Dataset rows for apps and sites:
= Beginning of Section =
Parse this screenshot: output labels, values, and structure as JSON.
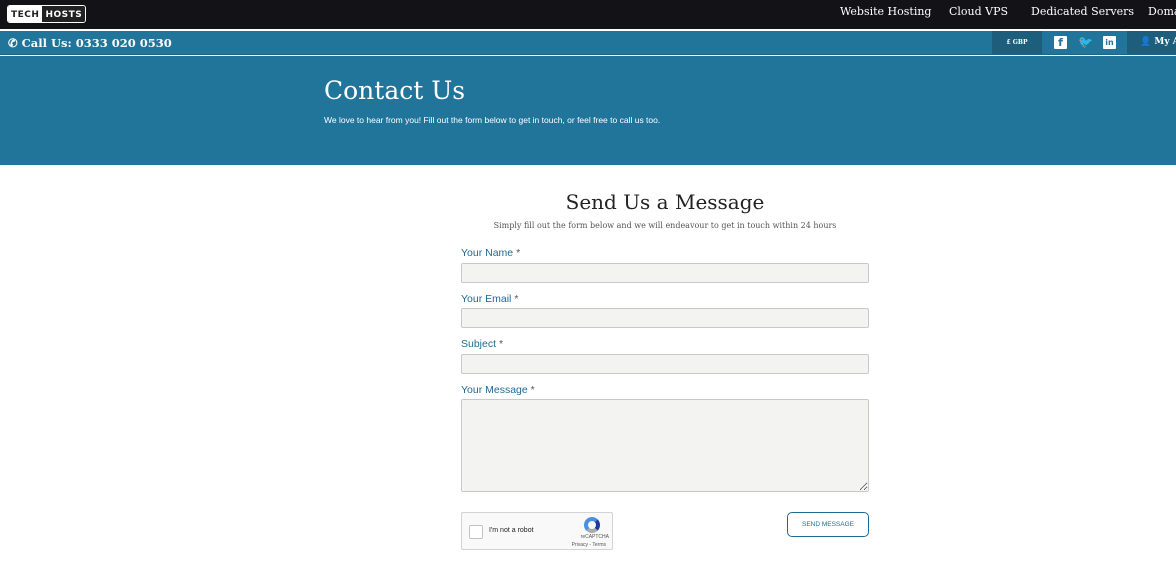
{
  "brand": {
    "logo_left": "TECH",
    "logo_right": "HOSTS"
  },
  "nav": [
    "Website Hosting",
    "Cloud VPS",
    "Dedicated Servers",
    "Domains"
  ],
  "subbar": {
    "call": "Call Us: 0333 020 0530",
    "currency": "£ GBP",
    "account": "My Account",
    "social": [
      "facebook-icon",
      "twitter-icon",
      "linkedin-icon"
    ]
  },
  "hero": {
    "title": "Contact Us",
    "text": "We love to hear from you! Fill out the form below to get in touch, or feel free to call us too."
  },
  "form": {
    "title": "Send Us a Message",
    "subtitle": "Simply fill out the form below and we will endeavour to get in touch within 24 hours",
    "name_label": "Your Name",
    "email_label": "Your Email",
    "subject_label": "Subject",
    "message_label": "Your Message",
    "required": "*",
    "captcha": {
      "label": "I'm not a robot",
      "brand": "reCAPTCHA",
      "links": "Privacy - Terms"
    },
    "send": "SEND MESSAGE"
  },
  "colors": {
    "topbar": "#131217",
    "brand_blue": "#21759a",
    "dark_blue": "#1d5e7c"
  }
}
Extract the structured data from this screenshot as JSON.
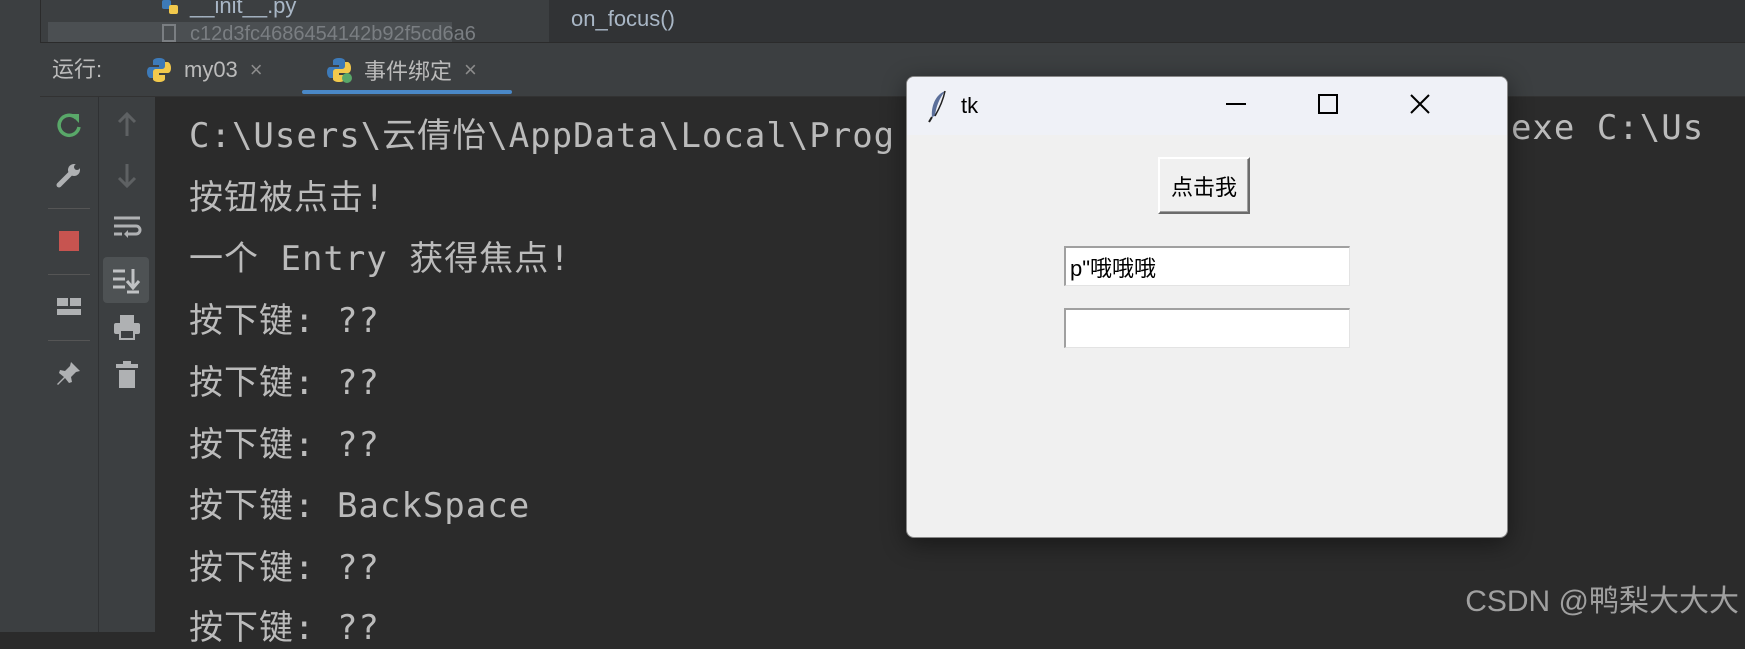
{
  "file_tree": {
    "item_1": "__init__.py",
    "item_2": "c12d3fc4686454142b92f5cd6a6"
  },
  "structure": {
    "item": "on_focus()"
  },
  "run_panel": {
    "label": "运行:",
    "tabs": [
      {
        "label": "my03",
        "close": "×"
      },
      {
        "label": "事件绑定",
        "close": "×"
      }
    ]
  },
  "console": {
    "lines": [
      "C:\\Users\\云倩怡\\AppData\\Local\\Prog",
      "按钮被点击!",
      "一个 Entry 获得焦点!",
      "按下键: ??",
      "按下键: ??",
      "按下键: ??",
      "按下键: BackSpace",
      "按下键: ??",
      "按下键: ??"
    ],
    "line_1_tail": "n.exe C:\\Us"
  },
  "tk_window": {
    "title": "tk",
    "button_label": "点击我",
    "entry_1_value": "p\"哦哦哦",
    "entry_2_value": ""
  },
  "watermark": "CSDN @鸭梨大大大",
  "colors": {
    "console_bg": "#2b2b2b",
    "panel_bg": "#3c3f41",
    "console_text": "#bbbbbb",
    "rerun_green": "#59a869",
    "stop_red": "#c75450",
    "tab_underline": "#4a88c7"
  }
}
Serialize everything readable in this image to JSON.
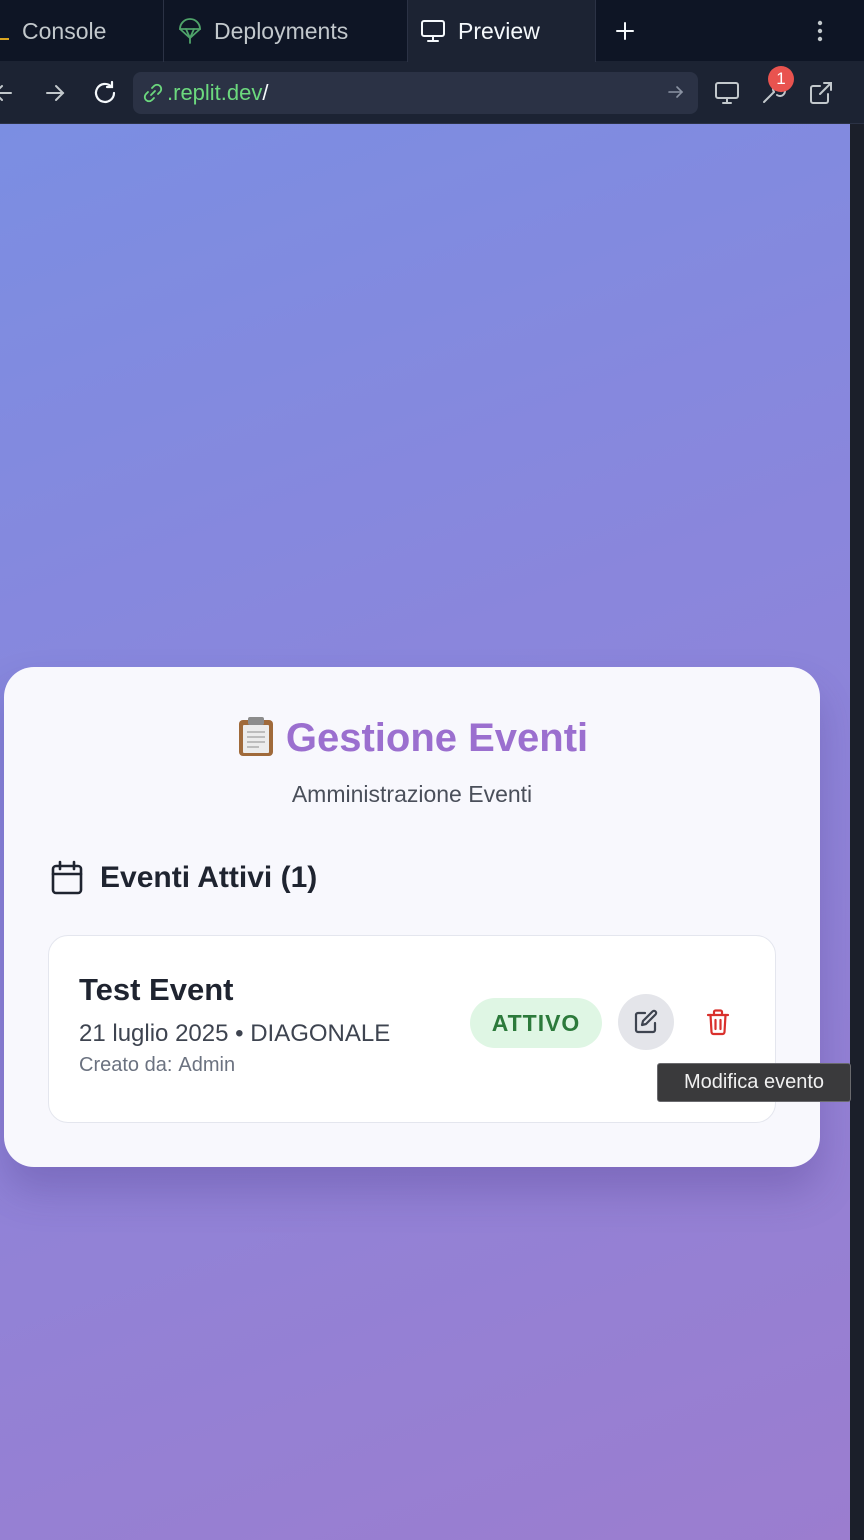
{
  "tabs": {
    "console": "Console",
    "deployments": "Deployments",
    "preview": "Preview"
  },
  "address": {
    "domain": ".replit.dev",
    "path": "/",
    "notification_count": "1"
  },
  "app": {
    "title": "Gestione Eventi",
    "subtitle": "Amministrazione Eventi",
    "section_title": "Eventi Attivi (1)",
    "event": {
      "name": "Test Event",
      "meta": "21 luglio 2025 • DIAGONALE",
      "creator_label": "Creato da:",
      "creator": "Admin",
      "status": "ATTIVO"
    },
    "tooltip": "Modifica evento"
  },
  "colors": {
    "accent": "#9b6fcf",
    "status_bg": "#dff6e4",
    "status_text": "#2c7a3b",
    "delete": "#d9302c",
    "url_domain": "#6cd97e"
  },
  "icons": {
    "title_icon": "clipboard-icon",
    "section_icon": "calendar-icon",
    "edit": "edit-icon",
    "delete": "trash-icon"
  }
}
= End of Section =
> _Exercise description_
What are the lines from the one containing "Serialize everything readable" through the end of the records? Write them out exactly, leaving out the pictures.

> _Exercise response_
Serialize everything readable in this image to JSON.
{
  "tabs": {
    "console": "Console",
    "deployments": "Deployments",
    "preview": "Preview"
  },
  "address": {
    "domain": ".replit.dev",
    "path": "/",
    "notification_count": "1"
  },
  "app": {
    "title": "Gestione Eventi",
    "subtitle": "Amministrazione Eventi",
    "section_title": "Eventi Attivi (1)",
    "event": {
      "name": "Test Event",
      "meta": "21 luglio 2025 • DIAGONALE",
      "creator_label": "Creato da:",
      "creator": "Admin",
      "status": "ATTIVO"
    },
    "tooltip": "Modifica evento"
  },
  "colors": {
    "accent": "#9b6fcf",
    "status_bg": "#dff6e4",
    "status_text": "#2c7a3b",
    "delete": "#d9302c",
    "url_domain": "#6cd97e"
  },
  "icons": {
    "title_icon": "clipboard-icon",
    "section_icon": "calendar-icon",
    "edit": "edit-icon",
    "delete": "trash-icon"
  }
}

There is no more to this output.